Women joggingWhile everyone else is wondering whether the Supreme Court will replace Obamacare in 37 states with the actual Affordable Care Act as written, some Democratic U.S. Senators are urging women to dive deeper into Obamacare’s perverse incentives by encouraging them to delay getting health insurance until after they become pregnant.

As reported by Lydia Wheeler in The Hill, Senator Patty Murray has round up 36 signatures on a letter addressed to U.S. Health & Human Services Secretary Sylvia Burwell urging her to pull yet another “special enrollment period” out of her bag of tricks.

In a statement, Christina Postolowski, health policy manager of Young Invincibles, said she’s thrilled to see a growing chorus of leaders calling on the administration to create a special open enrollment period to make maternity coverage available to pregnant women year-round.

According to Postolowski’s December 2014 report “Without Maternity Coverage” maternity care and delivery ranges from $10,000 to $20,000 without complications.

A Grand Bargain for Intellectual Property in International Trade Deals?

 

vaccine-shotBloomberg View columnist Caroline Freund has proposed a thoughtful grand bargain for brand-name pharmaceutical firms’ data exclusivity in international trade deals.

Unfortunately, the column confuses two related but different issues: Patent protection and data exclusivity. The former is available to anyone who invents a better mousetrap. It is an important type of intellectual property (IP), and the U.S. leads the world in protecting inventors’ IP.

Obamacare versus the Affordable Care Act

 

A similar version of this Health Alert appeared at Forbes.

In March 2010, Congress passed, and President Obama signed, the Patient Protection and Affordable Care Act (ACA). The ACA was never implemented as written.
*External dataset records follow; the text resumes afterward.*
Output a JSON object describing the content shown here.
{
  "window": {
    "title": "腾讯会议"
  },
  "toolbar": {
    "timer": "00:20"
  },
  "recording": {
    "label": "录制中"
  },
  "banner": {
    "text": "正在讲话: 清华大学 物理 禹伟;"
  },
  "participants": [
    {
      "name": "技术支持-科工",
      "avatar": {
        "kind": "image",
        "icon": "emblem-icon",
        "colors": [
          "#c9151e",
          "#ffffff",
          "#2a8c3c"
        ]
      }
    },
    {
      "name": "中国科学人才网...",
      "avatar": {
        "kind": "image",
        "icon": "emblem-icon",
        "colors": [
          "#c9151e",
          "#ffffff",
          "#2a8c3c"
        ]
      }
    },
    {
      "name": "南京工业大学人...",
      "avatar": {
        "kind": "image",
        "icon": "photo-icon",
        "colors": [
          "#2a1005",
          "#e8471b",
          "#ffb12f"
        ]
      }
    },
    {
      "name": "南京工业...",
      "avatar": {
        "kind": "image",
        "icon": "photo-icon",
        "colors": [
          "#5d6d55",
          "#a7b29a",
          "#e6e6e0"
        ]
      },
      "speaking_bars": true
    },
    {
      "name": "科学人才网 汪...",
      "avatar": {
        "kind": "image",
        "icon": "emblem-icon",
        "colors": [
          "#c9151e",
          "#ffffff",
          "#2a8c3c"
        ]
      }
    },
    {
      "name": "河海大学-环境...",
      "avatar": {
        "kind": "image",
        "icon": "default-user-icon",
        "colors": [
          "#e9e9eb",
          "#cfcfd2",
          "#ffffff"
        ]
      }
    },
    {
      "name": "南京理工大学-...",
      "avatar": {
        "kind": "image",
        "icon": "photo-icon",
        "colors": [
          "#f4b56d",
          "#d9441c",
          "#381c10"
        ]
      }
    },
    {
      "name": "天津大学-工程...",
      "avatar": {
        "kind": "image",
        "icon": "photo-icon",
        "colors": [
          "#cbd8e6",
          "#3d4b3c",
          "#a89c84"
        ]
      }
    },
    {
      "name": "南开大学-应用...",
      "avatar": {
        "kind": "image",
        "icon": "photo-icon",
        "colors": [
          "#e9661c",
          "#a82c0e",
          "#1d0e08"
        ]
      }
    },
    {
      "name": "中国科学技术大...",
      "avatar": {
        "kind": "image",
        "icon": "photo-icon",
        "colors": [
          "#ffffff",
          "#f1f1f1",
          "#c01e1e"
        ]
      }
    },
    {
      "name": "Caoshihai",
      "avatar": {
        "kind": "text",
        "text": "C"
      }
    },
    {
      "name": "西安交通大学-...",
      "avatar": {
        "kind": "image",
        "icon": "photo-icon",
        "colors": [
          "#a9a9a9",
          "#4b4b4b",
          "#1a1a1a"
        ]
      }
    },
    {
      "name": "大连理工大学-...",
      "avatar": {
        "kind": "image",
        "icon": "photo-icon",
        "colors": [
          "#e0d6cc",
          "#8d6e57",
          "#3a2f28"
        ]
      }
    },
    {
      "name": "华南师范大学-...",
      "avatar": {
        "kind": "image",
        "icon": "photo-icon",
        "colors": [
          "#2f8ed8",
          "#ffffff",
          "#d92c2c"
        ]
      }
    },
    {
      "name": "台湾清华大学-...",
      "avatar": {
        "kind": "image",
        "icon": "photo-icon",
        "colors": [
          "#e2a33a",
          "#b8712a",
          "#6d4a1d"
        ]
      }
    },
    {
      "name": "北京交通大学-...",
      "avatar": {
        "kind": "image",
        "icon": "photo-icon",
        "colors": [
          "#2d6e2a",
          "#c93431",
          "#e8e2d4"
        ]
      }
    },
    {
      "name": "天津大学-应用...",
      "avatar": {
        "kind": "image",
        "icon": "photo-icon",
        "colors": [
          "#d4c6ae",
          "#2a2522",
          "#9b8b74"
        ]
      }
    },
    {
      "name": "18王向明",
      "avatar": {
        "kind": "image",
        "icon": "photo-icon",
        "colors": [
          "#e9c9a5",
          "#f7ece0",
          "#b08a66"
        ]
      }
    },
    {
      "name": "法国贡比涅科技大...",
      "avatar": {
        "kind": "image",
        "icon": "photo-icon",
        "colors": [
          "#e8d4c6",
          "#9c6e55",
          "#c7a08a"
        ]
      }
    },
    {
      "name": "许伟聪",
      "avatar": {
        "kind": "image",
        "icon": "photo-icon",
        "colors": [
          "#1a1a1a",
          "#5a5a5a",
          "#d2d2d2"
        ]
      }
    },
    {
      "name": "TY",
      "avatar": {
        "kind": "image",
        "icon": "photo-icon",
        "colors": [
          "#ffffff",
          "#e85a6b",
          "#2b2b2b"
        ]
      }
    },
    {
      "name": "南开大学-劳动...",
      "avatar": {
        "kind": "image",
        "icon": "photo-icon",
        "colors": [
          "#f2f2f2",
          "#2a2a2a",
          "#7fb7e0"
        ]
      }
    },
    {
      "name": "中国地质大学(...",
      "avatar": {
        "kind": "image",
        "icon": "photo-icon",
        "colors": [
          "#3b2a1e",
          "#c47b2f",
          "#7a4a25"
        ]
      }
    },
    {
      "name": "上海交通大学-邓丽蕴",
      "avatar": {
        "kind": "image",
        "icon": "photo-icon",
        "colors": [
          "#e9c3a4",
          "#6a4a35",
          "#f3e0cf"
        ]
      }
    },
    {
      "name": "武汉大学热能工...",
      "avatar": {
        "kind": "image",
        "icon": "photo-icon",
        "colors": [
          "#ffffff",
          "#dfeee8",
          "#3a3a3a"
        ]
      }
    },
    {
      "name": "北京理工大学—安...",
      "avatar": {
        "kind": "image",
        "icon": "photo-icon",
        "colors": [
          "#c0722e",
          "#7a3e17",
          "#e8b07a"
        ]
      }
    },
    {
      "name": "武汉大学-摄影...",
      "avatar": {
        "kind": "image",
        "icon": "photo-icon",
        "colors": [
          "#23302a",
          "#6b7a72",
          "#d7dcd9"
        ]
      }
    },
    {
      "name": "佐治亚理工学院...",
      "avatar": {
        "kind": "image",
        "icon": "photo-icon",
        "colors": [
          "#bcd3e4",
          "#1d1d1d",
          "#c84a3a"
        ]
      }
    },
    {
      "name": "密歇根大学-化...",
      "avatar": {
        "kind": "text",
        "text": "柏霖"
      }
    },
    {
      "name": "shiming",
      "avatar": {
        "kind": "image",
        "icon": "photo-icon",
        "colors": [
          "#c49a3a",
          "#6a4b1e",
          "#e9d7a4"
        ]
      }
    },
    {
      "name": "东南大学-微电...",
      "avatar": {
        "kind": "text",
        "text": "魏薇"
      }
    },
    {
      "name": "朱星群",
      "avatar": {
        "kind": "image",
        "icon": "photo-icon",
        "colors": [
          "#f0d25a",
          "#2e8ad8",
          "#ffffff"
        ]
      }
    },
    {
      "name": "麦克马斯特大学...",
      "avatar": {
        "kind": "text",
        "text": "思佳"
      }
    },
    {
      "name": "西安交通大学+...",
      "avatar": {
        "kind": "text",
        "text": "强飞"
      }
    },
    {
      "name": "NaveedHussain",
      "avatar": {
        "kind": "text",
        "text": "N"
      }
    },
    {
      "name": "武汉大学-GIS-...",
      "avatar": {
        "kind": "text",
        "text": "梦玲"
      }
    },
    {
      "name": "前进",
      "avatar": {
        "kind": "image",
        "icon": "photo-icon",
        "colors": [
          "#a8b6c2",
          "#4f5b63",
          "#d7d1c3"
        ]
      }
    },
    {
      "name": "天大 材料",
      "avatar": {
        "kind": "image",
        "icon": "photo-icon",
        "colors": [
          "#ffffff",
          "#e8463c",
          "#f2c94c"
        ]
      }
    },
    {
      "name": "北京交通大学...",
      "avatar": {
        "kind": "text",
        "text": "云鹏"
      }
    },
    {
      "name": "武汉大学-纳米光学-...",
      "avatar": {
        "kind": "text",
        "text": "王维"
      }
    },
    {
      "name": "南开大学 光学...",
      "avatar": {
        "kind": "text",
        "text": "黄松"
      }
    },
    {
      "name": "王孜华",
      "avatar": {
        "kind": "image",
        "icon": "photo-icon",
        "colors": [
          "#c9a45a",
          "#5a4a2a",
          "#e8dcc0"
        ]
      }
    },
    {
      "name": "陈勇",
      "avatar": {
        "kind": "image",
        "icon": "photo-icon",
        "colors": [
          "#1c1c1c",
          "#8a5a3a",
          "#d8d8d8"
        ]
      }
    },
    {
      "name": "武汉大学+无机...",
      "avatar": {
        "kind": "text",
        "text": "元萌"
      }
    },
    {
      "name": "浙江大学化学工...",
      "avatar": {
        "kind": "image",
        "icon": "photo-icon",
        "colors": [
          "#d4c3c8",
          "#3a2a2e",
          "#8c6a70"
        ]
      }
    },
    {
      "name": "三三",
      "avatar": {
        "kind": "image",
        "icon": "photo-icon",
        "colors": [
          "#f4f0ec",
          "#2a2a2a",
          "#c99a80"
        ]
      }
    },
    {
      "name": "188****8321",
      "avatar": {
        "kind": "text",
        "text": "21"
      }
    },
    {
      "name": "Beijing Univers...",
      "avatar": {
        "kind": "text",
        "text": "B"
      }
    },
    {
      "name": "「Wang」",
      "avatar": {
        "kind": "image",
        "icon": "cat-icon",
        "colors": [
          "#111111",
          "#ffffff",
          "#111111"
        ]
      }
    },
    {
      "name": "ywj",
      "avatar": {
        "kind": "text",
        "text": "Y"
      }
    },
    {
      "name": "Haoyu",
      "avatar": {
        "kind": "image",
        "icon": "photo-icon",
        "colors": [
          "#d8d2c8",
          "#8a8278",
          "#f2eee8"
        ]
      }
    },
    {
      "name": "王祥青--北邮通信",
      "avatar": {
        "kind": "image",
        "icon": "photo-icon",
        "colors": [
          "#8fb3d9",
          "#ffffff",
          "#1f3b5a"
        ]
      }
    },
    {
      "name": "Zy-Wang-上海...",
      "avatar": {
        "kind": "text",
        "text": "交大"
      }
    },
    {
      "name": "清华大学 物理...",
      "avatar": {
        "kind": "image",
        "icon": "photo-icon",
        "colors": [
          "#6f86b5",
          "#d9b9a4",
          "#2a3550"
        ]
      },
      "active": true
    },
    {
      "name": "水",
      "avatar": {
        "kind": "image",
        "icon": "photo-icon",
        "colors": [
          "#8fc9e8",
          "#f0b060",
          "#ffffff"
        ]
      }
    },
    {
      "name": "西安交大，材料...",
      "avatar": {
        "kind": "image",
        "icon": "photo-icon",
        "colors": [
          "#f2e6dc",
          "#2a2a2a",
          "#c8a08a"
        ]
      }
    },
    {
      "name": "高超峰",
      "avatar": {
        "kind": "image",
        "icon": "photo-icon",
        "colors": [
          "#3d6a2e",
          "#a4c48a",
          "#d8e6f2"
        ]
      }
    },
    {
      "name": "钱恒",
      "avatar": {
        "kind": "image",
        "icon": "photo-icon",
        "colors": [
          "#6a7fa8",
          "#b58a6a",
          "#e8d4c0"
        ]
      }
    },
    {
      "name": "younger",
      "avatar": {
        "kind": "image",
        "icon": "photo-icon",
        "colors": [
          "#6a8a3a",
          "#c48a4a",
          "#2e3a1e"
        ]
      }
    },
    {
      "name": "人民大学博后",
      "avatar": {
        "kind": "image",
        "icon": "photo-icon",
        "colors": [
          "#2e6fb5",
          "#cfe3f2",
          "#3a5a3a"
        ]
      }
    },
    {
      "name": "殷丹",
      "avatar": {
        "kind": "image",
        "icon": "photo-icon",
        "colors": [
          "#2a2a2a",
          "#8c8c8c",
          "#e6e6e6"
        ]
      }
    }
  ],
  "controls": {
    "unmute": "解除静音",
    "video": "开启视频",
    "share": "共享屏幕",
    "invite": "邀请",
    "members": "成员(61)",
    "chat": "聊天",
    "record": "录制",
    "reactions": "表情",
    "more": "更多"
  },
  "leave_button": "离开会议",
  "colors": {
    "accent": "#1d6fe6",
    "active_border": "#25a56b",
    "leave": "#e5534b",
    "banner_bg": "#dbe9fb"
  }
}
The ACA authorizes subsidies to health insurers operating in state-established exchanges, but not the federal exchange. Some 37 states opted not to establish their own exchanges. Nevertheless, the Administration has been paying subsidies to insurers in those 37 states.

On March 4, the Supreme Court heard oral arguments in King vs. Burwell. At stake is the Administration’s payment of subsidies to health insurers operating in states which use the federal exchange. The Supreme Court is expected to announce its decision by July. A decision to uphold the ACA, as written, will surely cause millions of people to stop paying premiums that will double, triple, or more after the Supreme Court strikes down the illegal subsidies.

Many assert that this will cause an immediate crisis that Congress and the President will have to resolve immediately. This is an overly dramatic reading of events.

First, those who will drop Obamacare plans are not enthusiastic consumers of Obamacare. Last year, about one in five Obamacare enrollees stopped paying premiums. Rather, employer-based health benefits have been shrinking as Obamacare has increased the regulatory burden of offering benefits on employers, and incentivized them to reduce working hours. According to the Congressional Budget Office, there will be 2.5 million fewer full time jobs in 2017 than if Obamacare had not been enacted.

To Reduce Drug Prices, Solve R&D Crisis

 

A new NCPA study concludes that Congress must act to reduce the regulatory burden on pharmaceutical research and development.

Reducing the prices of specialty drugs requires improving the productivity of research and development (R&D). On that front, the news is sobering. Last December, Deloitte and Thomson Reuters examined newly introduced drugs from the 12 pharmaceutical companies with the largest R&D budgets.5 They found it cost $1.3 billion to bring one of these new compounds to market. However, the peak sales forecast for each of these drugs declined by 43 percent, dropping from an average of $816 million in 2010 to $466 million in 2013.

The high nominal prices of new drugs do not compensate for the smaller patient populations they target. Deloitte and Thompson Reuters estimate the internal rate of return (IRR) of R&D spending has dropped in half since 2010, from 10.5 percent to 4.8 percent. Sales of new drugs are not overcoming the loss of patents, weak pricing power for older drugs, or the reduced productivity of R&D.